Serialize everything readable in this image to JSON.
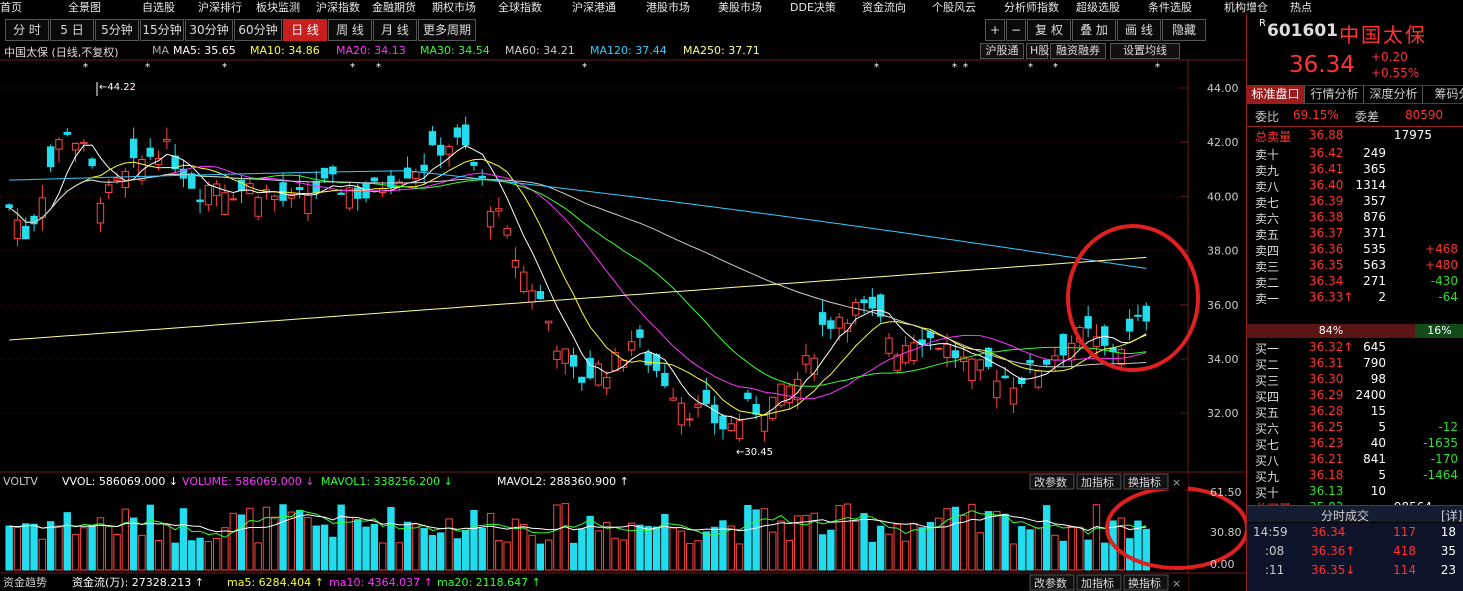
{
  "menu": [
    "首页",
    "全景图",
    "自选股",
    "沪深排行",
    "板块监测",
    "沪深指数",
    "金融期货",
    "期权市场",
    "全球指数",
    "沪深港通",
    "港股市场",
    "美股市场",
    "DDE决策",
    "资金流向",
    "个股风云",
    "分析师指数",
    "超级选股",
    "条件选股",
    "机构增仓",
    "热点"
  ],
  "toolbar": {
    "periods": [
      "分 时",
      "5 日",
      "5分钟",
      "15分钟",
      "30分钟",
      "60分钟",
      "日 线",
      "周 线",
      "月 线",
      "更多周期"
    ],
    "active_period": "日 线",
    "right_buttons": [
      "+",
      "−",
      "复 权",
      "叠 加",
      "画 线",
      "隐藏"
    ]
  },
  "main_legend": {
    "title": "中国太保 (日线,不复权)",
    "ma_label": "MA",
    "items": [
      {
        "label": "MA5: 35.65",
        "color": "#ffffff"
      },
      {
        "label": "MA10: 34.86",
        "color": "#ffff33"
      },
      {
        "label": "MA20: 34.13",
        "color": "#ff33ff"
      },
      {
        "label": "MA30: 34.54",
        "color": "#33ff33"
      },
      {
        "label": "MA60: 34.21",
        "color": "#cccccc"
      },
      {
        "label": "MA120: 37.44",
        "color": "#33ccff"
      },
      {
        "label": "MA250: 37.71",
        "color": "#ffff99"
      }
    ],
    "buttons": [
      "沪股通",
      "H股",
      "融资融券",
      "设置均线"
    ]
  },
  "price_axis": [
    "44.00",
    "42.00",
    "40.00",
    "38.00",
    "36.00",
    "34.00",
    "32.00"
  ],
  "annotations": {
    "high": "44.22",
    "low": "30.45"
  },
  "vol_legend": {
    "name": "VOLTV",
    "items": [
      {
        "label": "VVOL: 586069.000",
        "color": "#ffffff"
      },
      {
        "label": "VOLUME: 586069.000",
        "color": "#ff33ff"
      },
      {
        "label": "MAVOL1: 338256.200",
        "color": "#33ff33"
      },
      {
        "label": "MAVOL2: 288360.900",
        "color": "#ffffff"
      }
    ],
    "buttons": [
      "改参数",
      "加指标",
      "换指标"
    ],
    "axis": [
      "61.50",
      "30.80",
      "0.00"
    ]
  },
  "fund_legend": {
    "name": "资金趋势",
    "items": [
      {
        "label": "资金流(万): 27328.213",
        "color": "#ffffff"
      },
      {
        "label": "ma5: 6284.404",
        "color": "#ffff33"
      },
      {
        "label": "ma10: 4364.037",
        "color": "#ff33ff"
      },
      {
        "label": "ma20: 2118.647",
        "color": "#33ff33"
      }
    ],
    "buttons": [
      "改参数",
      "加指标",
      "换指标"
    ]
  },
  "stock": {
    "code": "601601",
    "name": "中国太保",
    "price": "36.34",
    "change": "+0.20",
    "change_pct": "+0.55%"
  },
  "rtabs": [
    "标准盘口",
    "行情分析",
    "深度分析",
    "筹码分"
  ],
  "weibi": {
    "label": "委比",
    "value": "69.15%",
    "diff_label": "委差",
    "diff": "80590"
  },
  "sell_total": {
    "label": "总卖量",
    "price": "36.88",
    "vol": "17975"
  },
  "asks": [
    {
      "label": "卖十",
      "price": "36.42",
      "vol": "249",
      "chg": ""
    },
    {
      "label": "卖九",
      "price": "36.41",
      "vol": "365",
      "chg": ""
    },
    {
      "label": "卖八",
      "price": "36.40",
      "vol": "1314",
      "chg": ""
    },
    {
      "label": "卖七",
      "price": "36.39",
      "vol": "357",
      "chg": ""
    },
    {
      "label": "卖六",
      "price": "36.38",
      "vol": "876",
      "chg": ""
    },
    {
      "label": "卖五",
      "price": "36.37",
      "vol": "371",
      "chg": ""
    },
    {
      "label": "卖四",
      "price": "36.36",
      "vol": "535",
      "chg": "+468"
    },
    {
      "label": "卖三",
      "price": "36.35",
      "vol": "563",
      "chg": "+480"
    },
    {
      "label": "卖二",
      "price": "36.34",
      "vol": "271",
      "chg": "-430"
    },
    {
      "label": "卖一",
      "price": "36.33↑",
      "vol": "2",
      "chg": "-64"
    }
  ],
  "ratio": {
    "left": "84%",
    "right": "16%"
  },
  "bids": [
    {
      "label": "买一",
      "price": "36.32↑",
      "vol": "645",
      "chg": ""
    },
    {
      "label": "买二",
      "price": "36.31",
      "vol": "790",
      "chg": ""
    },
    {
      "label": "买三",
      "price": "36.30",
      "vol": "98",
      "chg": ""
    },
    {
      "label": "买四",
      "price": "36.29",
      "vol": "2400",
      "chg": ""
    },
    {
      "label": "买五",
      "price": "36.28",
      "vol": "15",
      "chg": ""
    },
    {
      "label": "买六",
      "price": "36.25",
      "vol": "5",
      "chg": "-12"
    },
    {
      "label": "买七",
      "price": "36.23",
      "vol": "40",
      "chg": "-1635"
    },
    {
      "label": "买八",
      "price": "36.21",
      "vol": "841",
      "chg": "-170"
    },
    {
      "label": "买九",
      "price": "36.18",
      "vol": "5",
      "chg": "-1464"
    },
    {
      "label": "买十",
      "price": "36.13",
      "vol": "10",
      "chg": ""
    }
  ],
  "buy_total": {
    "label": "总买量",
    "price": "35.83",
    "vol": "98564"
  },
  "ticks_header": {
    "title": "分时成交",
    "detail": "[详]"
  },
  "ticks": [
    {
      "time": "14:59",
      "price": "36.34",
      "vol": "117",
      "n": "18"
    },
    {
      "time": ":08",
      "price": "36.36↑",
      "vol": "418",
      "n": "35"
    },
    {
      "time": ":11",
      "price": "36.35↓",
      "vol": "114",
      "n": "23"
    }
  ]
}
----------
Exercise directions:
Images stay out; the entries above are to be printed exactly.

Solution for this task:
Serialize everything readable in this image to JSON.
{
  "menu": [
    "首页",
    "全景图",
    "自选股",
    "沪深排行",
    "板块监测",
    "沪深指数",
    "金融期货",
    "期权市场",
    "全球指数",
    "沪深港通",
    "港股市场",
    "美股市场",
    "DDE决策",
    "资金流向",
    "个股风云",
    "分析师指数",
    "超级选股",
    "条件选股",
    "机构增仓",
    "热点"
  ],
  "toolbar": {
    "periods": [
      "分 时",
      "5 日",
      "5分钟",
      "15分钟",
      "30分钟",
      "60分钟",
      "日 线",
      "周 线",
      "月 线",
      "更多周期"
    ],
    "active_period": "日 线",
    "right_buttons": [
      "+",
      "−",
      "复 权",
      "叠 加",
      "画 线",
      "隐藏"
    ]
  },
  "main_legend": {
    "title": "中国太保 (日线,不复权)",
    "ma_label": "MA",
    "items": [
      {
        "label": "MA5: 35.65",
        "color": "#ffffff"
      },
      {
        "label": "MA10: 34.86",
        "color": "#ffff33"
      },
      {
        "label": "MA20: 34.13",
        "color": "#ff33ff"
      },
      {
        "label": "MA30: 34.54",
        "color": "#33ff33"
      },
      {
        "label": "MA60: 34.21",
        "color": "#cccccc"
      },
      {
        "label": "MA120: 37.44",
        "color": "#33ccff"
      },
      {
        "label": "MA250: 37.71",
        "color": "#ffff99"
      }
    ],
    "buttons": [
      "沪股通",
      "H股",
      "融资融券",
      "设置均线"
    ]
  },
  "price_axis": [
    "44.00",
    "42.00",
    "40.00",
    "38.00",
    "36.00",
    "34.00",
    "32.00"
  ],
  "annotations": {
    "high": "44.22",
    "low": "30.45"
  },
  "vol_legend": {
    "name": "VOLTV",
    "items": [
      {
        "label": "VVOL: 586069.000",
        "color": "#ffffff"
      },
      {
        "label": "VOLUME: 586069.000",
        "color": "#ff33ff"
      },
      {
        "label": "MAVOL1: 338256.200",
        "color": "#33ff33"
      },
      {
        "label": "MAVOL2: 288360.900",
        "color": "#ffffff"
      }
    ],
    "buttons": [
      "改参数",
      "加指标",
      "换指标"
    ],
    "axis": [
      "61.50",
      "30.80",
      "0.00"
    ]
  },
  "fund_legend": {
    "name": "资金趋势",
    "items": [
      {
        "label": "资金流(万): 27328.213",
        "color": "#ffffff"
      },
      {
        "label": "ma5: 6284.404",
        "color": "#ffff33"
      },
      {
        "label": "ma10: 4364.037",
        "color": "#ff33ff"
      },
      {
        "label": "ma20: 2118.647",
        "color": "#33ff33"
      }
    ],
    "buttons": [
      "改参数",
      "加指标",
      "换指标"
    ]
  },
  "stock": {
    "code": "601601",
    "name": "中国太保",
    "price": "36.34",
    "change": "+0.20",
    "change_pct": "+0.55%"
  },
  "rtabs": [
    "标准盘口",
    "行情分析",
    "深度分析",
    "筹码分"
  ],
  "weibi": {
    "label": "委比",
    "value": "69.15%",
    "diff_label": "委差",
    "diff": "80590"
  },
  "sell_total": {
    "label": "总卖量",
    "price": "36.88",
    "vol": "17975"
  },
  "asks": [
    {
      "label": "卖十",
      "price": "36.42",
      "vol": "249",
      "chg": ""
    },
    {
      "label": "卖九",
      "price": "36.41",
      "vol": "365",
      "chg": ""
    },
    {
      "label": "卖八",
      "price": "36.40",
      "vol": "1314",
      "chg": ""
    },
    {
      "label": "卖七",
      "price": "36.39",
      "vol": "357",
      "chg": ""
    },
    {
      "label": "卖六",
      "price": "36.38",
      "vol": "876",
      "chg": ""
    },
    {
      "label": "卖五",
      "price": "36.37",
      "vol": "371",
      "chg": ""
    },
    {
      "label": "卖四",
      "price": "36.36",
      "vol": "535",
      "chg": "+468"
    },
    {
      "label": "卖三",
      "price": "36.35",
      "vol": "563",
      "chg": "+480"
    },
    {
      "label": "卖二",
      "price": "36.34",
      "vol": "271",
      "chg": "-430"
    },
    {
      "label": "卖一",
      "price": "36.33↑",
      "vol": "2",
      "chg": "-64"
    }
  ],
  "ratio": {
    "left": "84%",
    "right": "16%"
  },
  "bids": [
    {
      "label": "买一",
      "price": "36.32↑",
      "vol": "645",
      "chg": ""
    },
    {
      "label": "买二",
      "price": "36.31",
      "vol": "790",
      "chg": ""
    },
    {
      "label": "买三",
      "price": "36.30",
      "vol": "98",
      "chg": ""
    },
    {
      "label": "买四",
      "price": "36.29",
      "vol": "2400",
      "chg": ""
    },
    {
      "label": "买五",
      "price": "36.28",
      "vol": "15",
      "chg": ""
    },
    {
      "label": "买六",
      "price": "36.25",
      "vol": "5",
      "chg": "-12"
    },
    {
      "label": "买七",
      "price": "36.23",
      "vol": "40",
      "chg": "-1635"
    },
    {
      "label": "买八",
      "price": "36.21",
      "vol": "841",
      "chg": "-170"
    },
    {
      "label": "买九",
      "price": "36.18",
      "vol": "5",
      "chg": "-1464"
    },
    {
      "label": "买十",
      "price": "36.13",
      "vol": "10",
      "chg": ""
    }
  ],
  "buy_total": {
    "label": "总买量",
    "price": "35.83",
    "vol": "98564"
  },
  "ticks_header": {
    "title": "分时成交",
    "detail": "[详]"
  },
  "ticks": [
    {
      "time": "14:59",
      "price": "36.34",
      "vol": "117",
      "n": "18"
    },
    {
      "time": ":08",
      "price": "36.36↑",
      "vol": "418",
      "n": "35"
    },
    {
      "time": ":11",
      "price": "36.35↓",
      "vol": "114",
      "n": "23"
    }
  ]
}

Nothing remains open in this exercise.